Goldman Sachs took some heat recently when it was reported that top-level executives told the company’s Japan-based employees not to leave the country, despite their concerns about radiation leaking from the crippled Fukushima Daiichi nuclear plant.
I should say, for the record, that Goldman Sachs neither confirmed nor denied that they issued any directive to its Japan-based employees. But if the company did tell nervous employees to stay put, it probably made a bad call.
I understand the need for business continuity, and investor confidence in the Asian markets is understandably shaky right now. But being known as the company that put the bottom line before employee safety is never a good thing for a corporate image. In fact, making employee well-being a priority is an investment that will pay dividends in the long run.

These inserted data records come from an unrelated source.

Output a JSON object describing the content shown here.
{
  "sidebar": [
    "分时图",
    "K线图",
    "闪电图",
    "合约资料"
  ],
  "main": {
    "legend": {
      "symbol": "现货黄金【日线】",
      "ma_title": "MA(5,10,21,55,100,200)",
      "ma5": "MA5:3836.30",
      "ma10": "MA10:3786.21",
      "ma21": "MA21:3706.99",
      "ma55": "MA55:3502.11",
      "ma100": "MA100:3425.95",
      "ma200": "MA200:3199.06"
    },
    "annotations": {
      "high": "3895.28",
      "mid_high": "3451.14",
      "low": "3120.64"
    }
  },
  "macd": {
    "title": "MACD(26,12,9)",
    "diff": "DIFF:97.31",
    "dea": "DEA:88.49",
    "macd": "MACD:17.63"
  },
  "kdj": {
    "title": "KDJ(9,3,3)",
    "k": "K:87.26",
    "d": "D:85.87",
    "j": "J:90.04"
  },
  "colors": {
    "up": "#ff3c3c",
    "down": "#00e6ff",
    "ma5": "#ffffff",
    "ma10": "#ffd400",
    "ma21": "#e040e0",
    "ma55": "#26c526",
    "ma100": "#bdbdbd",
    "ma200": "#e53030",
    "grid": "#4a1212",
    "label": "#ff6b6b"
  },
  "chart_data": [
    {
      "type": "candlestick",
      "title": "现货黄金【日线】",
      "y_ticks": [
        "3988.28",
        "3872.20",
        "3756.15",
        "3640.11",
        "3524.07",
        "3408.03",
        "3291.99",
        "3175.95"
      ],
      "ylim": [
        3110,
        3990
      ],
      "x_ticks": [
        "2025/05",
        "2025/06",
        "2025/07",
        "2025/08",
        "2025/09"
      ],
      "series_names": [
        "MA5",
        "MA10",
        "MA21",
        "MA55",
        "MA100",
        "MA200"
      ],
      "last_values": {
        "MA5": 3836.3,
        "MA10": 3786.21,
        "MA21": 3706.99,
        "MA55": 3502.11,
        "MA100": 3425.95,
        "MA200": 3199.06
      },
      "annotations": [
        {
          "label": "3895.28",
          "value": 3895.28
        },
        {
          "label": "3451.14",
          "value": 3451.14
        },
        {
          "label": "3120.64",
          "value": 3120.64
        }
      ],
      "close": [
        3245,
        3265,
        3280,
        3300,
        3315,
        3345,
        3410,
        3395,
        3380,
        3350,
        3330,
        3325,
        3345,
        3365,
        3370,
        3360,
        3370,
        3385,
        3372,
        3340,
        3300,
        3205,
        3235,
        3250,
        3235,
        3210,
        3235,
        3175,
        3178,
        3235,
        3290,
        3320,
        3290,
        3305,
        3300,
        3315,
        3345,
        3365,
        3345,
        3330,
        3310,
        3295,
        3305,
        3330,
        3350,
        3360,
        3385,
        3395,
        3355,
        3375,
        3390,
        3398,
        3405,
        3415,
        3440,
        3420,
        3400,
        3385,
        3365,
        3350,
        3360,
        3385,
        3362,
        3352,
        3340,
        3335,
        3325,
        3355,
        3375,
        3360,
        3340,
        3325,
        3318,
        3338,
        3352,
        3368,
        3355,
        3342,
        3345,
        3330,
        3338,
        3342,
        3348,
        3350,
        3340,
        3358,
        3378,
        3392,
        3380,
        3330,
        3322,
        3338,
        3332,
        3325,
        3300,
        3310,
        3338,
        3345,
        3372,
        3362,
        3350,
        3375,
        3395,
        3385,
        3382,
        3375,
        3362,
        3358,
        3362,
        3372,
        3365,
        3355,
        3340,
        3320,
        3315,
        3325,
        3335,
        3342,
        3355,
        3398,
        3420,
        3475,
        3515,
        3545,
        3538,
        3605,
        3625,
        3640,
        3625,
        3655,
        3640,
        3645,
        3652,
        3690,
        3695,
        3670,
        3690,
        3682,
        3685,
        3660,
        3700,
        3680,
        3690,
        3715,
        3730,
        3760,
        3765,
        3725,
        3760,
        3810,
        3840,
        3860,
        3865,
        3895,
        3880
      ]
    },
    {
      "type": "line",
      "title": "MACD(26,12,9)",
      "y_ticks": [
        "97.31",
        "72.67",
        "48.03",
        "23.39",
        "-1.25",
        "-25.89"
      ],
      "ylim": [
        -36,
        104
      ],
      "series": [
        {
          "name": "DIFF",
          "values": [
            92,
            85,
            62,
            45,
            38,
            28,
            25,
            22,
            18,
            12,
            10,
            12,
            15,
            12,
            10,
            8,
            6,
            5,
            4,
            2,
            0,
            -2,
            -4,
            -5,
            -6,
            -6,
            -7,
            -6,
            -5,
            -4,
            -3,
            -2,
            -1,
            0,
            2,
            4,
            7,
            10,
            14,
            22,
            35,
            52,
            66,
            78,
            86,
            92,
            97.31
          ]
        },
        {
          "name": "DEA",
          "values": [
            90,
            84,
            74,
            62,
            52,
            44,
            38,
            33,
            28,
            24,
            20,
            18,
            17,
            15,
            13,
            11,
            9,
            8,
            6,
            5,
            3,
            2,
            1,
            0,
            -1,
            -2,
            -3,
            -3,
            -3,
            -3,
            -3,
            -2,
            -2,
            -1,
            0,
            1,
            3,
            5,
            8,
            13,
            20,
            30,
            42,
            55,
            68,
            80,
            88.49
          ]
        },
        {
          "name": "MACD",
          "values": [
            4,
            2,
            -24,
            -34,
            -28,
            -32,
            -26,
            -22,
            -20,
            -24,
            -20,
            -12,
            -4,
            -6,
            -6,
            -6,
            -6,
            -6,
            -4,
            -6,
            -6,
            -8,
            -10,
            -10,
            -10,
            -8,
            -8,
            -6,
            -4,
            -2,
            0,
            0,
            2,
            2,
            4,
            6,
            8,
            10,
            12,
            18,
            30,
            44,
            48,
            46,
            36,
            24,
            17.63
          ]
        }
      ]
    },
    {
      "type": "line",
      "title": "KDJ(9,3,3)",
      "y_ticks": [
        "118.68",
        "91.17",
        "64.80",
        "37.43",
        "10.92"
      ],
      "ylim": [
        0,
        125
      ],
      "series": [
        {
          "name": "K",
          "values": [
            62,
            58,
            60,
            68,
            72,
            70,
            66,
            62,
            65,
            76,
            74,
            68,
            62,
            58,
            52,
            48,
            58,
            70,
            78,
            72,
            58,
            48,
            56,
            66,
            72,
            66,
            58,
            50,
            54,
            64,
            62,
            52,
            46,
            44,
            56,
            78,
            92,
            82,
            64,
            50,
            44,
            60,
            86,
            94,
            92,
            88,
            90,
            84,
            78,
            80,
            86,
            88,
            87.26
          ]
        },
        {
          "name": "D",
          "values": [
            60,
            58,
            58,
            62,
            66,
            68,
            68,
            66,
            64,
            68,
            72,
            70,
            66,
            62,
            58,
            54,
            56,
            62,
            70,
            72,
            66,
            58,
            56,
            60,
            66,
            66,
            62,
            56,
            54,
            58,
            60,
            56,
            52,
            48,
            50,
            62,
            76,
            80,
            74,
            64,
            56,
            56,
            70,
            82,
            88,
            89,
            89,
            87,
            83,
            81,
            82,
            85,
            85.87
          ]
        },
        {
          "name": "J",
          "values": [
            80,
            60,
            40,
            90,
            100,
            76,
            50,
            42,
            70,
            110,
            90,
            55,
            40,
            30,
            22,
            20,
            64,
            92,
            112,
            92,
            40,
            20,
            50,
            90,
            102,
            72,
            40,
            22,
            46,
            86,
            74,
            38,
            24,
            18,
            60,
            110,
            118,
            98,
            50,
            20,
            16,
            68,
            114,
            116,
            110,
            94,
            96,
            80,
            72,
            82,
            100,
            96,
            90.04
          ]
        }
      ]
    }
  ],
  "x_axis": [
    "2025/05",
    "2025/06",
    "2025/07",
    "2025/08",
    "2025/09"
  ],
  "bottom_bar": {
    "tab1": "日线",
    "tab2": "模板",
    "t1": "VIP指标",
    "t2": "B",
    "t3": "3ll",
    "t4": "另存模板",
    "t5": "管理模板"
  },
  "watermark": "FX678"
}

There are more than just PR problems, though. Executives who knowingly put employees in harm’s way may face legal consequences, both under American and some foreign countries’ laws. Granted, it may be years before the effects of the current radiation exposure in Japan is known, but companies with the wherewithal and ability to protect their employees will want to be on record as having done so—even if they take a financial hit in the short-term.
Companies move employees and their families out of harm’s way all the time, whether the harm is brought about by civil unrest (as in Egypt and Libya), natural disasters, or a combination natural and man-made disaster (as we have in Japan).
It’s expensive, a logistical nightmare, and a lot of work for all involved. But it’s a worthwhile investment in good corporate citizenship.